Exercise objective: What you hand back must match the records word for word, with no pictures.

Data:

☆ ☆ ☆ ☆ ☆ ☆ ☆

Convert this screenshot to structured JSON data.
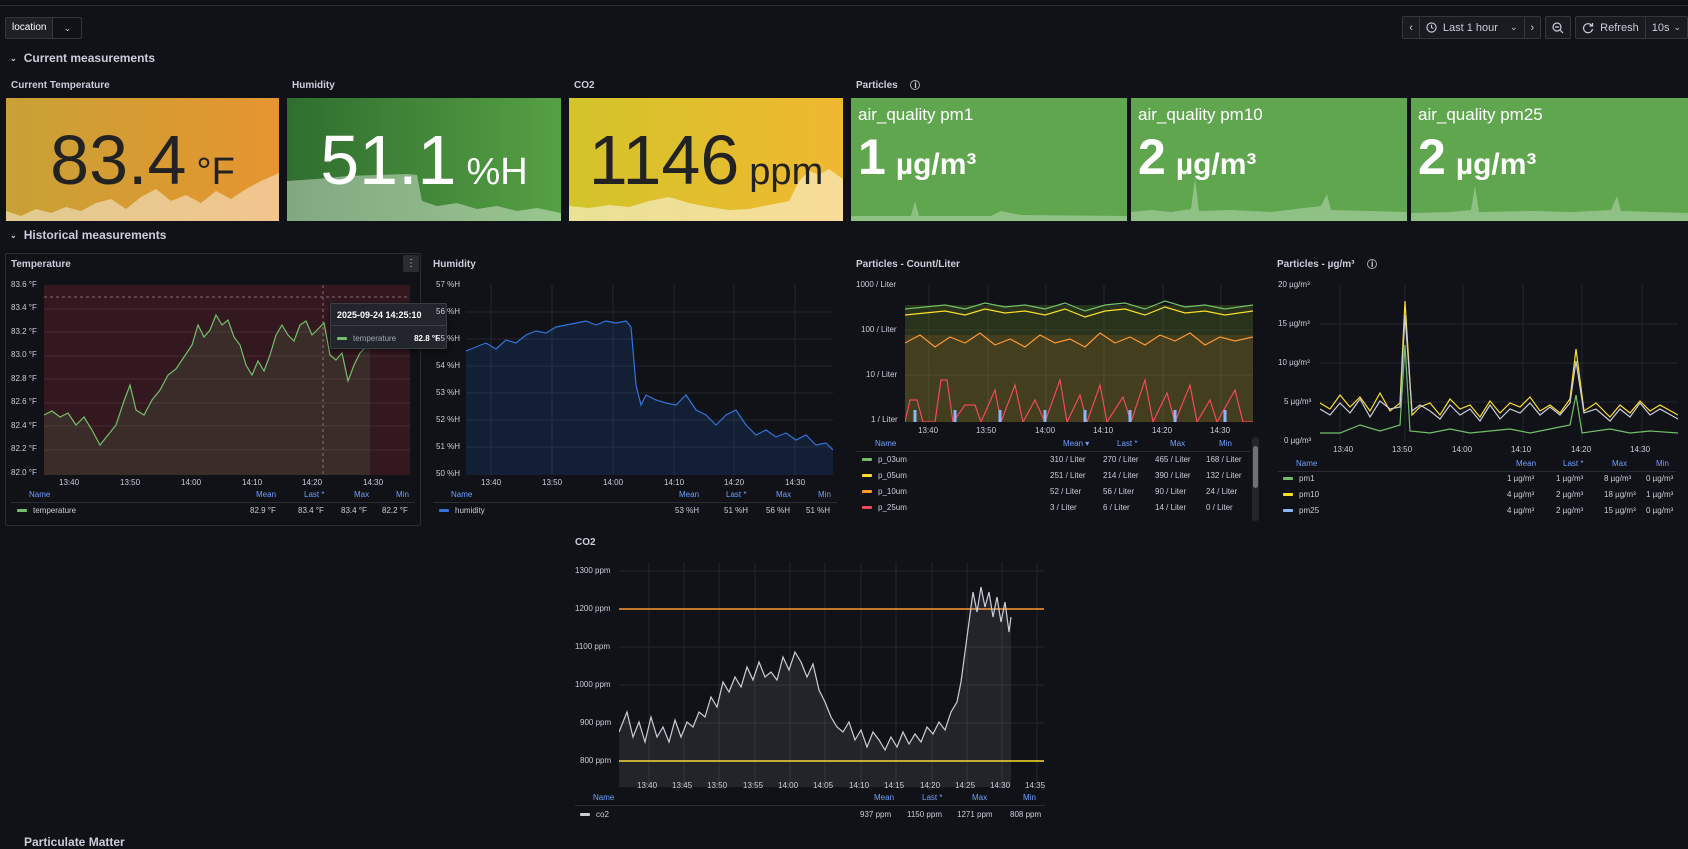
{
  "toolbar": {
    "variable_label": "location",
    "time_range": "Last 1 hour",
    "refresh_label": "Refresh",
    "refresh_interval": "10s"
  },
  "rows": {
    "current": "Current measurements",
    "historical": "Historical measurements",
    "bottom": "Particulate Matter"
  },
  "stats": {
    "temperature": {
      "title": "Current Temperature",
      "value": "83.4",
      "unit": "°F",
      "color_from": "#c8a135",
      "color_to": "#e69530"
    },
    "humidity": {
      "title": "Humidity",
      "value": "51.1",
      "unit": "%H",
      "color_from": "#2f6e2f",
      "color_to": "#56a044"
    },
    "co2": {
      "title": "CO2",
      "value": "1146",
      "unit": "ppm",
      "color_from": "#d3c42b",
      "color_to": "#f0b830"
    },
    "particles_title": "Particles",
    "pm1": {
      "title": "air_quality pm1",
      "value": "1",
      "unit": "µg/m³"
    },
    "pm10": {
      "title": "air_quality pm10",
      "value": "2",
      "unit": "µg/m³"
    },
    "pm25": {
      "title": "air_quality pm25",
      "value": "2",
      "unit": "µg/m³"
    }
  },
  "legend_headers": {
    "name": "Name",
    "mean": "Mean",
    "last": "Last *",
    "max": "Max",
    "min": "Min",
    "mean_sorted": "Mean ▾"
  },
  "temperature_panel": {
    "title": "Temperature",
    "y_ticks": [
      "83.6 °F",
      "83.4 °F",
      "83.2 °F",
      "83.0 °F",
      "82.8 °F",
      "82.6 °F",
      "82.4 °F",
      "82.2 °F",
      "82.0 °F"
    ],
    "x_ticks": [
      "13:40",
      "13:50",
      "14:00",
      "14:10",
      "14:20",
      "14:30"
    ],
    "legend": {
      "name": "temperature",
      "mean": "82.9 °F",
      "last": "83.4 °F",
      "max": "83.4 °F",
      "min": "82.2 °F"
    },
    "tooltip": {
      "time": "2025-09-24 14:25:10",
      "series": "temperature",
      "value": "82.8 °F"
    }
  },
  "humidity_panel": {
    "title": "Humidity",
    "y_ticks": [
      "57 %H",
      "56 %H",
      "55 %H",
      "54 %H",
      "53 %H",
      "52 %H",
      "51 %H",
      "50 %H"
    ],
    "x_ticks": [
      "13:40",
      "13:50",
      "14:00",
      "14:10",
      "14:20",
      "14:30"
    ],
    "legend": {
      "name": "humidity",
      "mean": "53 %H",
      "last": "51 %H",
      "max": "56 %H",
      "min": "51 %H"
    }
  },
  "particles_count_panel": {
    "title": "Particles - Count/Liter",
    "y_ticks": [
      "1000 / Liter",
      "100 / Liter",
      "10 / Liter",
      "1 / Liter"
    ],
    "x_ticks": [
      "13:40",
      "13:50",
      "14:00",
      "14:10",
      "14:20",
      "14:30"
    ],
    "legend": [
      {
        "name": "p_03um",
        "color": "#73bf69",
        "mean": "310 / Liter",
        "last": "270 / Liter",
        "max": "465 / Liter",
        "min": "168 / Liter"
      },
      {
        "name": "p_05um",
        "color": "#fade2a",
        "mean": "251 / Liter",
        "last": "214 / Liter",
        "max": "390 / Liter",
        "min": "132 / Liter"
      },
      {
        "name": "p_10um",
        "color": "#ff9830",
        "mean": "52 / Liter",
        "last": "56 / Liter",
        "max": "90 / Liter",
        "min": "24 / Liter"
      },
      {
        "name": "p_25um",
        "color": "#f2495c",
        "mean": "3 / Liter",
        "last": "6 / Liter",
        "max": "14 / Liter",
        "min": "0 / Liter"
      }
    ]
  },
  "particles_mass_panel": {
    "title": "Particles - µg/m³",
    "y_ticks": [
      "20 µg/m³",
      "15 µg/m³",
      "10 µg/m³",
      "5 µg/m³",
      "0 µg/m³"
    ],
    "x_ticks": [
      "13:40",
      "13:50",
      "14:00",
      "14:10",
      "14:20",
      "14:30"
    ],
    "legend": [
      {
        "name": "pm1",
        "color": "#73bf69",
        "mean": "1 µg/m³",
        "last": "1 µg/m³",
        "max": "8 µg/m³",
        "min": "0 µg/m³"
      },
      {
        "name": "pm10",
        "color": "#fade2a",
        "mean": "4 µg/m³",
        "last": "2 µg/m³",
        "max": "18 µg/m³",
        "min": "1 µg/m³"
      },
      {
        "name": "pm25",
        "color": "#8ab8ff",
        "mean": "4 µg/m³",
        "last": "2 µg/m³",
        "max": "15 µg/m³",
        "min": "0 µg/m³"
      }
    ]
  },
  "co2_panel": {
    "title": "CO2",
    "y_ticks": [
      "1300 ppm",
      "1200 ppm",
      "1100 ppm",
      "1000 ppm",
      "900 ppm",
      "800 ppm"
    ],
    "x_ticks": [
      "13:40",
      "13:45",
      "13:50",
      "13:55",
      "14:00",
      "14:05",
      "14:10",
      "14:15",
      "14:20",
      "14:25",
      "14:30",
      "14:35"
    ],
    "legend": {
      "name": "co2",
      "mean": "937 ppm",
      "last": "1150 ppm",
      "max": "1271 ppm",
      "min": "808 ppm"
    }
  }
}
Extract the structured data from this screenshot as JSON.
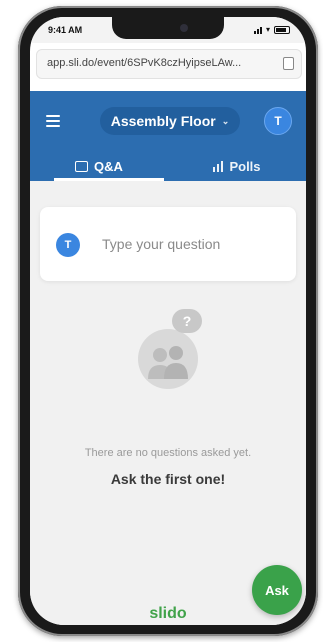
{
  "status": {
    "time": "9:41 AM"
  },
  "browser": {
    "url": "app.sli.do/event/6SPvK8czHyipseLAw..."
  },
  "header": {
    "event_name": "Assembly Floor",
    "avatar_initial": "T",
    "color": "#2c6db0"
  },
  "tabs": [
    {
      "label": "Q&A",
      "icon": "speech-bubble-icon",
      "active": true
    },
    {
      "label": "Polls",
      "icon": "bar-chart-icon",
      "active": false
    }
  ],
  "ask_card": {
    "avatar_initial": "T",
    "placeholder": "Type your question"
  },
  "empty_state": {
    "icon": "people-question-icon",
    "message": "There are no questions asked yet.",
    "cta": "Ask the first one!"
  },
  "footer": {
    "brand": "slido"
  },
  "fab": {
    "label": "Ask",
    "color": "#3aa24a"
  }
}
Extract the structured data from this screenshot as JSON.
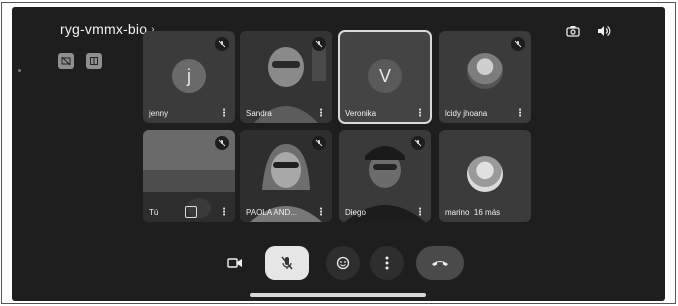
{
  "meeting": {
    "title": "ryg-vmmx-bio",
    "title_chevron": "›"
  },
  "icons": {
    "top_left": [
      "captions-off-icon",
      "layout-icon"
    ],
    "top_right": [
      "camera-switch-icon",
      "speaker-icon"
    ]
  },
  "participants": [
    {
      "name": "jenny",
      "avatar": "j",
      "muted": true,
      "type": "letter"
    },
    {
      "name": "Sandra",
      "muted": true,
      "type": "video"
    },
    {
      "name": "Veronika",
      "avatar": "V",
      "muted": false,
      "type": "letter",
      "selected": true
    },
    {
      "name": "lcidy jhoana",
      "muted": true,
      "type": "photo"
    },
    {
      "name": "Tú",
      "muted": true,
      "type": "video-self"
    },
    {
      "name": "PAOLA AND...",
      "muted": true,
      "type": "video"
    },
    {
      "name": "Diego",
      "muted": true,
      "type": "video"
    },
    {
      "name": "marino",
      "type": "overflow"
    }
  ],
  "overflow_label": "16 más",
  "kebab": "⋮",
  "controls": [
    "video-camera-icon",
    "mic-off-icon",
    "emoji-icon",
    "more-icon",
    "hang-up-icon"
  ]
}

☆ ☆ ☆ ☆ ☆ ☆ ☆

Answer to the problem:
Convert this screenshot to structured JSON data.
{
  "toolbar": {
    "variable_label": "location",
    "time_range": "Last 1 hour",
    "refresh_label": "Refresh",
    "refresh_interval": "10s"
  },
  "rows": {
    "current": "Current measurements",
    "historical": "Historical measurements",
    "bottom": "Particulate Matter"
  },
  "stats": {
    "temperature": {
      "title": "Current Temperature",
      "value": "83.4",
      "unit": "°F",
      "color_from": "#c8a135",
      "color_to": "#e69530"
    },
    "humidity": {
      "title": "Humidity",
      "value": "51.1",
      "unit": "%H",
      "color_from": "#2f6e2f",
      "color_to": "#56a044"
    },
    "co2": {
      "title": "CO2",
      "value": "1146",
      "unit": "ppm",
      "color_from": "#d3c42b",
      "color_to": "#f0b830"
    },
    "particles_title": "Particles",
    "pm1": {
      "title": "air_quality pm1",
      "value": "1",
      "unit": "µg/m³"
    },
    "pm10": {
      "title": "air_quality pm10",
      "value": "2",
      "unit": "µg/m³"
    },
    "pm25": {
      "title": "air_quality pm25",
      "value": "2",
      "unit": "µg/m³"
    }
  },
  "legend_headers": {
    "name": "Name",
    "mean": "Mean",
    "last": "Last *",
    "max": "Max",
    "min": "Min",
    "mean_sorted": "Mean ▾"
  },
  "temperature_panel": {
    "title": "Temperature",
    "y_ticks": [
      "83.6 °F",
      "83.4 °F",
      "83.2 °F",
      "83.0 °F",
      "82.8 °F",
      "82.6 °F",
      "82.4 °F",
      "82.2 °F",
      "82.0 °F"
    ],
    "x_ticks": [
      "13:40",
      "13:50",
      "14:00",
      "14:10",
      "14:20",
      "14:30"
    ],
    "legend": {
      "name": "temperature",
      "mean": "82.9 °F",
      "last": "83.4 °F",
      "max": "83.4 °F",
      "min": "82.2 °F"
    },
    "tooltip": {
      "time": "2025-09-24 14:25:10",
      "series": "temperature",
      "value": "82.8 °F"
    }
  },
  "humidity_panel": {
    "title": "Humidity",
    "y_ticks": [
      "57 %H",
      "56 %H",
      "55 %H",
      "54 %H",
      "53 %H",
      "52 %H",
      "51 %H",
      "50 %H"
    ],
    "x_ticks": [
      "13:40",
      "13:50",
      "14:00",
      "14:10",
      "14:20",
      "14:30"
    ],
    "legend": {
      "name": "humidity",
      "mean": "53 %H",
      "last": "51 %H",
      "max": "56 %H",
      "min": "51 %H"
    }
  },
  "particles_count_panel": {
    "title": "Particles - Count/Liter",
    "y_ticks": [
      "1000 / Liter",
      "100 / Liter",
      "10 / Liter",
      "1 / Liter"
    ],
    "x_ticks": [
      "13:40",
      "13:50",
      "14:00",
      "14:10",
      "14:20",
      "14:30"
    ],
    "legend": [
      {
        "name": "p_03um",
        "color": "#73bf69",
        "mean": "310 / Liter",
        "last": "270 / Liter",
        "max": "465 / Liter",
        "min": "168 / Liter"
      },
      {
        "name": "p_05um",
        "color": "#fade2a",
        "mean": "251 / Liter",
        "last": "214 / Liter",
        "max": "390 / Liter",
        "min": "132 / Liter"
      },
      {
        "name": "p_10um",
        "color": "#ff9830",
        "mean": "52 / Liter",
        "last": "56 / Liter",
        "max": "90 / Liter",
        "min": "24 / Liter"
      },
      {
        "name": "p_25um",
        "color": "#f2495c",
        "mean": "3 / Liter",
        "last": "6 / Liter",
        "max": "14 / Liter",
        "min": "0 / Liter"
      }
    ]
  },
  "particles_mass_panel": {
    "title": "Particles - µg/m³",
    "y_ticks": [
      "20 µg/m³",
      "15 µg/m³",
      "10 µg/m³",
      "5 µg/m³",
      "0 µg/m³"
    ],
    "x_ticks": [
      "13:40",
      "13:50",
      "14:00",
      "14:10",
      "14:20",
      "14:30"
    ],
    "legend": [
      {
        "name": "pm1",
        "color": "#73bf69",
        "mean": "1 µg/m³",
        "last": "1 µg/m³",
        "max": "8 µg/m³",
        "min": "0 µg/m³"
      },
      {
        "name": "pm10",
        "color": "#fade2a",
        "mean": "4 µg/m³",
        "last": "2 µg/m³",
        "max": "18 µg/m³",
        "min": "1 µg/m³"
      },
      {
        "name": "pm25",
        "color": "#8ab8ff",
        "mean": "4 µg/m³",
        "last": "2 µg/m³",
        "max": "15 µg/m³",
        "min": "0 µg/m³"
      }
    ]
  },
  "co2_panel": {
    "title": "CO2",
    "y_ticks": [
      "1300 ppm",
      "1200 ppm",
      "1100 ppm",
      "1000 ppm",
      "900 ppm",
      "800 ppm"
    ],
    "x_ticks": [
      "13:40",
      "13:45",
      "13:50",
      "13:55",
      "14:00",
      "14:05",
      "14:10",
      "14:15",
      "14:20",
      "14:25",
      "14:30",
      "14:35"
    ],
    "legend": {
      "name": "co2",
      "mean": "937 ppm",
      "last": "1150 ppm",
      "max": "1271 ppm",
      "min": "808 ppm"
    }
  }
}
Extract the structured data from this screenshot as JSON.
{
  "status": {
    "time": "9:41 AM"
  },
  "browser": {
    "url": "app.sli.do/event/6SPvK8czHyipseLAw..."
  },
  "header": {
    "event_name": "Assembly Floor",
    "avatar_initial": "T",
    "color": "#2c6db0"
  },
  "tabs": [
    {
      "label": "Q&A",
      "icon": "speech-bubble-icon",
      "active": true
    },
    {
      "label": "Polls",
      "icon": "bar-chart-icon",
      "active": false
    }
  ],
  "ask_card": {
    "avatar_initial": "T",
    "placeholder": "Type your question"
  },
  "empty_state": {
    "icon": "people-question-icon",
    "message": "There are no questions asked yet.",
    "cta": "Ask the first one!"
  },
  "footer": {
    "brand": "slido"
  },
  "fab": {
    "label": "Ask",
    "color": "#3aa24a"
  }
}
Extract the structured data from this screenshot as JSON.
{
  "meeting": {
    "title": "ryg-vmmx-bio",
    "title_chevron": "›"
  },
  "icons": {
    "top_left": [
      "captions-off-icon",
      "layout-icon"
    ],
    "top_right": [
      "camera-switch-icon",
      "speaker-icon"
    ]
  },
  "participants": [
    {
      "name": "jenny",
      "avatar": "j",
      "muted": true,
      "type": "letter"
    },
    {
      "name": "Sandra",
      "muted": true,
      "type": "video"
    },
    {
      "name": "Veronika",
      "avatar": "V",
      "muted": false,
      "type": "letter",
      "selected": true
    },
    {
      "name": "lcidy jhoana",
      "muted": true,
      "type": "photo"
    },
    {
      "name": "Tú",
      "muted": true,
      "type": "video-self"
    },
    {
      "name": "PAOLA AND...",
      "muted": true,
      "type": "video"
    },
    {
      "name": "Diego",
      "muted": true,
      "type": "video"
    },
    {
      "name": "marino",
      "type": "overflow"
    }
  ],
  "overflow_label": "16 más",
  "kebab": "⋮",
  "controls": [
    "video-camera-icon",
    "mic-off-icon",
    "emoji-icon",
    "more-icon",
    "hang-up-icon"
  ]
}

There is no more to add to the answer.